## [WHAT THE EXERCISE ASKS]
In your copy, set down the entries exactly and exclude the pictures.

::: RECORD EXCERPTS :::

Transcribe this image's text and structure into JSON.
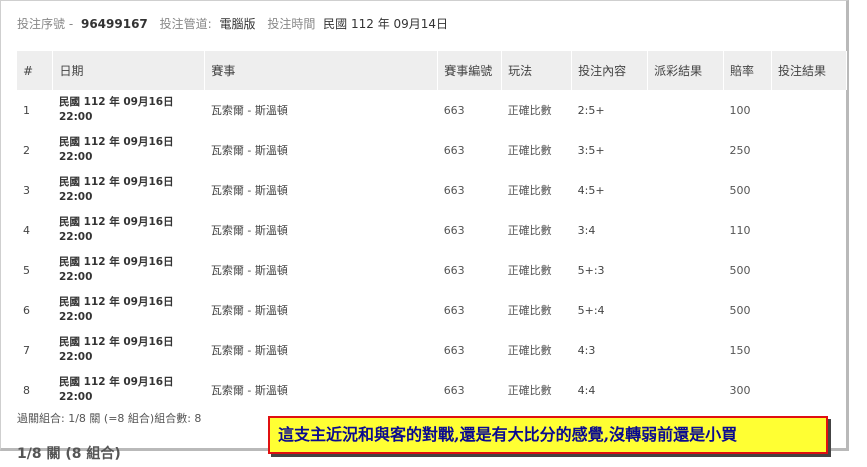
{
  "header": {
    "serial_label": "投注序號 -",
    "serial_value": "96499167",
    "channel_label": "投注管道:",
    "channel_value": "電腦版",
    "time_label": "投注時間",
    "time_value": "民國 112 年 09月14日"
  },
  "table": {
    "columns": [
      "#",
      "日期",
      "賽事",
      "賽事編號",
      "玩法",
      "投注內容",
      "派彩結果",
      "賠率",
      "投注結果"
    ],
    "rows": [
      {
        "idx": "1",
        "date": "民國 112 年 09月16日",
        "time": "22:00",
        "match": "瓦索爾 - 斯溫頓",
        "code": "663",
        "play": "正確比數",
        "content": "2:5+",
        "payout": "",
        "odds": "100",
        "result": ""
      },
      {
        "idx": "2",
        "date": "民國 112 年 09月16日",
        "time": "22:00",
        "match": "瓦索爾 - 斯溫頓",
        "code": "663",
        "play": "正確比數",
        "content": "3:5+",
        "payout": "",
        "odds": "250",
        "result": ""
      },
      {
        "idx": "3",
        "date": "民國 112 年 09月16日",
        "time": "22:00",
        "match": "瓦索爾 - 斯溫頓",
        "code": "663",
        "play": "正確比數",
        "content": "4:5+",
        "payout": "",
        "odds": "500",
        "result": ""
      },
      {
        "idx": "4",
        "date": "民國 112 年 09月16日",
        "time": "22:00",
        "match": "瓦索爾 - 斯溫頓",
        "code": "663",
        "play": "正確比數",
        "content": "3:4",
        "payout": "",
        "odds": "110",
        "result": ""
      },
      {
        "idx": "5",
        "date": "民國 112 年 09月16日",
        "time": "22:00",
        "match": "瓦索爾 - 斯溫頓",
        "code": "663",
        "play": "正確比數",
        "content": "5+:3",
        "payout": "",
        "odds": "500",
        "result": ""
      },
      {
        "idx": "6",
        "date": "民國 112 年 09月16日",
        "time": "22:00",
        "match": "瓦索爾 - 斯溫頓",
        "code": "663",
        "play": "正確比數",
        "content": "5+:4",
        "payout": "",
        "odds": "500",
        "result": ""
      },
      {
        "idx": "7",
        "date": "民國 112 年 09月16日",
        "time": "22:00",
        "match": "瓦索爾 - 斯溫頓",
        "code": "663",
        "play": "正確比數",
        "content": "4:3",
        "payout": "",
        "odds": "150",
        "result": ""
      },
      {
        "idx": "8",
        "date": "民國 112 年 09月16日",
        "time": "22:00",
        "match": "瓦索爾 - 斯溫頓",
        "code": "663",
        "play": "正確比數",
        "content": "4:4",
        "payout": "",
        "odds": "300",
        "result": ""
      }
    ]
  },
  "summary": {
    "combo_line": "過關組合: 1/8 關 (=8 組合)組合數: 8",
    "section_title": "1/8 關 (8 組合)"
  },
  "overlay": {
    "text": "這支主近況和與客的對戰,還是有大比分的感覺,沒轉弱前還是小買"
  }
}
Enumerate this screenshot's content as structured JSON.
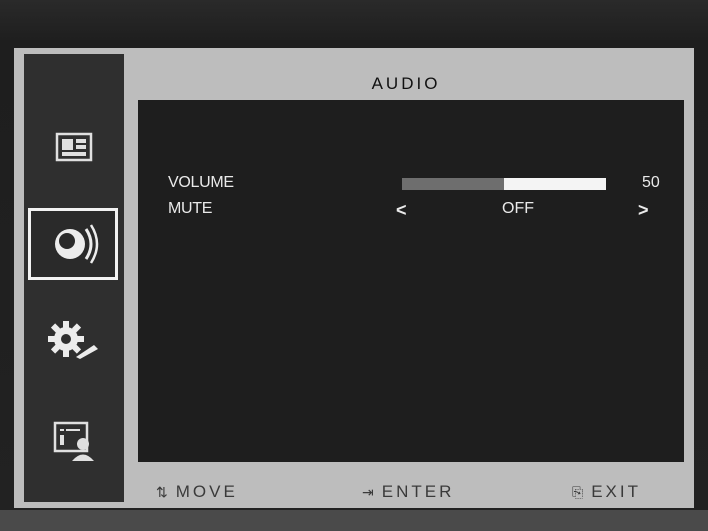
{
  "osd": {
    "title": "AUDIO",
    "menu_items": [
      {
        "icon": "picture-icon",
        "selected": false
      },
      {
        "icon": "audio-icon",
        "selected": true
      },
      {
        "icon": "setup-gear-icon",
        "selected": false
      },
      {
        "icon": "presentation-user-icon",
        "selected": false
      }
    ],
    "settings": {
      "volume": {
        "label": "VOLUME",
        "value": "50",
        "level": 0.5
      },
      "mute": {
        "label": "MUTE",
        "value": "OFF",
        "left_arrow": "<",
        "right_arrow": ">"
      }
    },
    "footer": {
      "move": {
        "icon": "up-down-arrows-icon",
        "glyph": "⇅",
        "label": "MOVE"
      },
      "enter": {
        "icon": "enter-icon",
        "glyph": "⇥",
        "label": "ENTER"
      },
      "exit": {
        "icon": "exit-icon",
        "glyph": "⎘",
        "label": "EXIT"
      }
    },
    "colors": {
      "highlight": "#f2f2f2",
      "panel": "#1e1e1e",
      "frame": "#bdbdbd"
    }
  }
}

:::

## [TASK RESULT]
Transcribe this image's text and structure into JSON.
{
  "header": {
    "serial_label": "投注序號 -",
    "serial_value": "96499167",
    "channel_label": "投注管道:",
    "channel_value": "電腦版",
    "time_label": "投注時間",
    "time_value": "民國 112 年 09月14日"
  },
  "table": {
    "columns": [
      "#",
      "日期",
      "賽事",
      "賽事編號",
      "玩法",
      "投注內容",
      "派彩結果",
      "賠率",
      "投注結果"
    ],
    "rows": [
      {
        "idx": "1",
        "date": "民國 112 年 09月16日",
        "time": "22:00",
        "match": "瓦索爾 - 斯溫頓",
        "code": "663",
        "play": "正確比數",
        "content": "2:5+",
        "payout": "",
        "odds": "100",
        "result": ""
      },
      {
        "idx": "2",
        "date": "民國 112 年 09月16日",
        "time": "22:00",
        "match": "瓦索爾 - 斯溫頓",
        "code": "663",
        "play": "正確比數",
        "content": "3:5+",
        "payout": "",
        "odds": "250",
        "result": ""
      },
      {
        "idx": "3",
        "date": "民國 112 年 09月16日",
        "time": "22:00",
        "match": "瓦索爾 - 斯溫頓",
        "code": "663",
        "play": "正確比數",
        "content": "4:5+",
        "payout": "",
        "odds": "500",
        "result": ""
      },
      {
        "idx": "4",
        "date": "民國 112 年 09月16日",
        "time": "22:00",
        "match": "瓦索爾 - 斯溫頓",
        "code": "663",
        "play": "正確比數",
        "content": "3:4",
        "payout": "",
        "odds": "110",
        "result": ""
      },
      {
        "idx": "5",
        "date": "民國 112 年 09月16日",
        "time": "22:00",
        "match": "瓦索爾 - 斯溫頓",
        "code": "663",
        "play": "正確比數",
        "content": "5+:3",
        "payout": "",
        "odds": "500",
        "result": ""
      },
      {
        "idx": "6",
        "date": "民國 112 年 09月16日",
        "time": "22:00",
        "match": "瓦索爾 - 斯溫頓",
        "code": "663",
        "play": "正確比數",
        "content": "5+:4",
        "payout": "",
        "odds": "500",
        "result": ""
      },
      {
        "idx": "7",
        "date": "民國 112 年 09月16日",
        "time": "22:00",
        "match": "瓦索爾 - 斯溫頓",
        "code": "663",
        "play": "正確比數",
        "content": "4:3",
        "payout": "",
        "odds": "150",
        "result": ""
      },
      {
        "idx": "8",
        "date": "民國 112 年 09月16日",
        "time": "22:00",
        "match": "瓦索爾 - 斯溫頓",
        "code": "663",
        "play": "正確比數",
        "content": "4:4",
        "payout": "",
        "odds": "300",
        "result": ""
      }
    ]
  },
  "summary": {
    "combo_line": "過關組合: 1/8 關 (=8 組合)組合數: 8",
    "section_title": "1/8 關 (8 組合)"
  },
  "overlay": {
    "text": "這支主近況和與客的對戰,還是有大比分的感覺,沒轉弱前還是小買"
  }
}
Enumerate this screenshot's content as structured JSON.
{
  "osd": {
    "title": "AUDIO",
    "menu_items": [
      {
        "icon": "picture-icon",
        "selected": false
      },
      {
        "icon": "audio-icon",
        "selected": true
      },
      {
        "icon": "setup-gear-icon",
        "selected": false
      },
      {
        "icon": "presentation-user-icon",
        "selected": false
      }
    ],
    "settings": {
      "volume": {
        "label": "VOLUME",
        "value": "50",
        "level": 0.5
      },
      "mute": {
        "label": "MUTE",
        "value": "OFF",
        "left_arrow": "<",
        "right_arrow": ">"
      }
    },
    "footer": {
      "move": {
        "icon": "up-down-arrows-icon",
        "glyph": "⇅",
        "label": "MOVE"
      },
      "enter": {
        "icon": "enter-icon",
        "glyph": "⇥",
        "label": "ENTER"
      },
      "exit": {
        "icon": "exit-icon",
        "glyph": "⎘",
        "label": "EXIT"
      }
    },
    "colors": {
      "highlight": "#f2f2f2",
      "panel": "#1e1e1e",
      "frame": "#bdbdbd"
    }
  }
}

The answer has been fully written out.